The Harvard Law School Forum on Corporate Governance and Financial Regulation 2020-01-25

Posted by Dorothy S. Lund (University of Southern California), on Saturday, January 25, 2020
Editor's Note: Dorothy S. Lund is Assistant Professor of Law at the University of Southern California Gould School of Law. This post is based on her recent paper. Related research from the Program on Corporate Governance includes Socially Responsible Firms by Alan Ferrell, Hao Liang, and Luc Renneboog (discussed on the Forum here); Reconciling Fiduciary Duty and Social Conscience: The Law and Economics of ESG Investing by a Trustee by Robert H. Sitkoff (discussed on the Forum here); and Social Responsibility Resolutions by Scott Hirst (discussed on the Forum here).
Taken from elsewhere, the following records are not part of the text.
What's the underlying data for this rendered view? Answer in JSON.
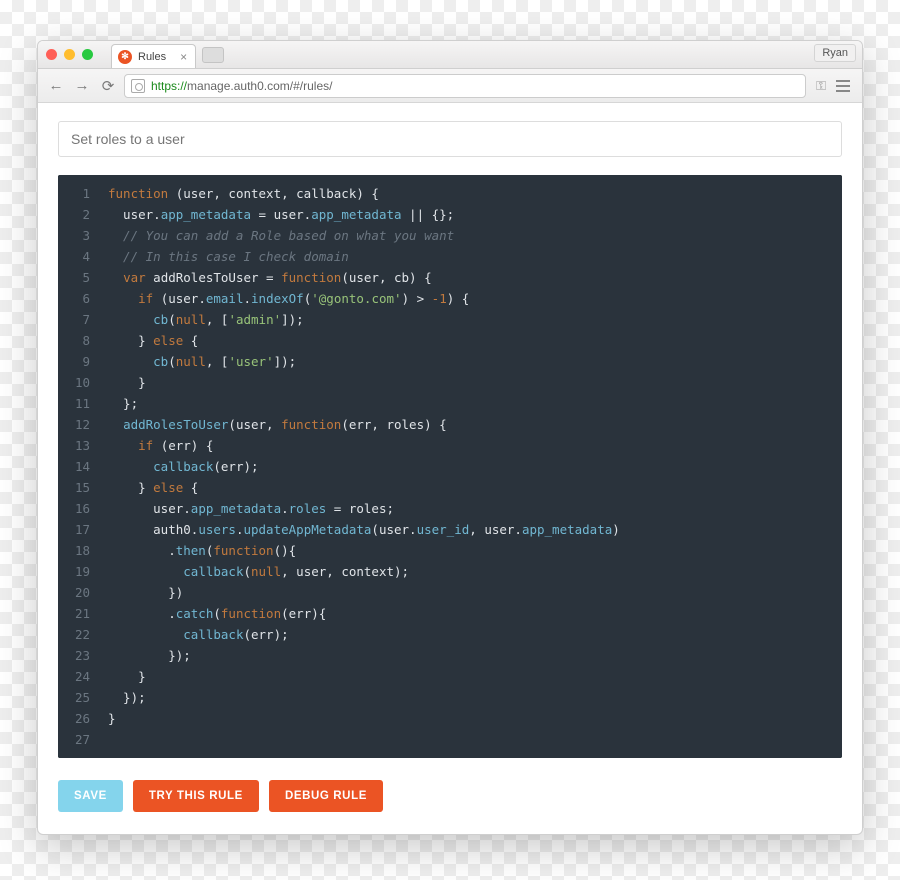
{
  "browser": {
    "tab_title": "Rules",
    "user_name": "Ryan",
    "url_protocol": "https://",
    "url_host": "manage.auth0.com",
    "url_path": "/#/rules/"
  },
  "page": {
    "rule_name_placeholder": "Set roles to a user"
  },
  "editor": {
    "line_count": 27,
    "code_tokens": [
      [
        [
          "k",
          "function"
        ],
        [
          "id",
          " (user, context, callback) {"
        ]
      ],
      [
        [
          "id",
          "  user."
        ],
        [
          "p",
          "app_metadata"
        ],
        [
          "id",
          " = user."
        ],
        [
          "p",
          "app_metadata"
        ],
        [
          "id",
          " || {};"
        ]
      ],
      [
        [
          "c",
          "  // You can add a Role based on what you want"
        ]
      ],
      [
        [
          "c",
          "  // In this case I check domain"
        ]
      ],
      [
        [
          "id",
          "  "
        ],
        [
          "k",
          "var"
        ],
        [
          "id",
          " addRolesToUser = "
        ],
        [
          "k",
          "function"
        ],
        [
          "id",
          "(user, cb) {"
        ]
      ],
      [
        [
          "id",
          "    "
        ],
        [
          "k",
          "if"
        ],
        [
          "id",
          " (user."
        ],
        [
          "p",
          "email"
        ],
        [
          "id",
          "."
        ],
        [
          "fn",
          "indexOf"
        ],
        [
          "id",
          "("
        ],
        [
          "s",
          "'@gonto.com'"
        ],
        [
          "id",
          ") > "
        ],
        [
          "n",
          "-1"
        ],
        [
          "id",
          ") {"
        ]
      ],
      [
        [
          "id",
          "      "
        ],
        [
          "fn",
          "cb"
        ],
        [
          "id",
          "("
        ],
        [
          "k",
          "null"
        ],
        [
          "id",
          ", ["
        ],
        [
          "s",
          "'admin'"
        ],
        [
          "id",
          "]);"
        ]
      ],
      [
        [
          "id",
          "    } "
        ],
        [
          "k",
          "else"
        ],
        [
          "id",
          " {"
        ]
      ],
      [
        [
          "id",
          "      "
        ],
        [
          "fn",
          "cb"
        ],
        [
          "id",
          "("
        ],
        [
          "k",
          "null"
        ],
        [
          "id",
          ", ["
        ],
        [
          "s",
          "'user'"
        ],
        [
          "id",
          "]);"
        ]
      ],
      [
        [
          "id",
          "    }"
        ]
      ],
      [
        [
          "id",
          "  };"
        ]
      ],
      [
        [
          "id",
          ""
        ]
      ],
      [
        [
          "id",
          "  "
        ],
        [
          "fn",
          "addRolesToUser"
        ],
        [
          "id",
          "(user, "
        ],
        [
          "k",
          "function"
        ],
        [
          "id",
          "(err, roles) {"
        ]
      ],
      [
        [
          "id",
          "    "
        ],
        [
          "k",
          "if"
        ],
        [
          "id",
          " (err) {"
        ]
      ],
      [
        [
          "id",
          "      "
        ],
        [
          "fn",
          "callback"
        ],
        [
          "id",
          "(err);"
        ]
      ],
      [
        [
          "id",
          "    } "
        ],
        [
          "k",
          "else"
        ],
        [
          "id",
          " {"
        ]
      ],
      [
        [
          "id",
          "      user."
        ],
        [
          "p",
          "app_metadata"
        ],
        [
          "id",
          "."
        ],
        [
          "p",
          "roles"
        ],
        [
          "id",
          " = roles;"
        ]
      ],
      [
        [
          "id",
          "      auth0."
        ],
        [
          "p",
          "users"
        ],
        [
          "id",
          "."
        ],
        [
          "fn",
          "updateAppMetadata"
        ],
        [
          "id",
          "(user."
        ],
        [
          "p",
          "user_id"
        ],
        [
          "id",
          ", user."
        ],
        [
          "p",
          "app_metadata"
        ],
        [
          "id",
          ")"
        ]
      ],
      [
        [
          "id",
          "        ."
        ],
        [
          "fn",
          "then"
        ],
        [
          "id",
          "("
        ],
        [
          "k",
          "function"
        ],
        [
          "id",
          "(){"
        ]
      ],
      [
        [
          "id",
          "          "
        ],
        [
          "fn",
          "callback"
        ],
        [
          "id",
          "("
        ],
        [
          "k",
          "null"
        ],
        [
          "id",
          ", user, context);"
        ]
      ],
      [
        [
          "id",
          "        })"
        ]
      ],
      [
        [
          "id",
          "        ."
        ],
        [
          "fn",
          "catch"
        ],
        [
          "id",
          "("
        ],
        [
          "k",
          "function"
        ],
        [
          "id",
          "(err){"
        ]
      ],
      [
        [
          "id",
          "          "
        ],
        [
          "fn",
          "callback"
        ],
        [
          "id",
          "(err);"
        ]
      ],
      [
        [
          "id",
          "        });"
        ]
      ],
      [
        [
          "id",
          "    }"
        ]
      ],
      [
        [
          "id",
          "  });"
        ]
      ],
      [
        [
          "id",
          "}"
        ]
      ]
    ]
  },
  "buttons": {
    "save": "Save",
    "try": "Try this rule",
    "debug": "Debug rule"
  }
}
The world is clamoring for corporations to serve society. With the recognition that adequate externality regulation is unlikely to manifest, scholars, politicians, major shareholders, and other corporate stakeholders have joined in urging companies to practice corporate citizenship. But this advocacy is unlikely to alter corporate decisionmaking to the desired extent. In particular, proponents of stakeholder governance ask fiduciaries to operate against a deeply-ingrained incentive structure that pushes them to maximize shareholder wealth as a first priority.

Is there any way to encourage companies to benefit the broader public in a world that remains tethered to wealth maximization? In the past few years, there has been ample financial innovation in this space. Today, investors can fund green bonds or impact bonds, to take two examples. But these instruments merely support profit-maximizing corporate projects that align with investors’ prosocial goals; they do not encourage corporations to make profit-sacrificing prosocial decisions.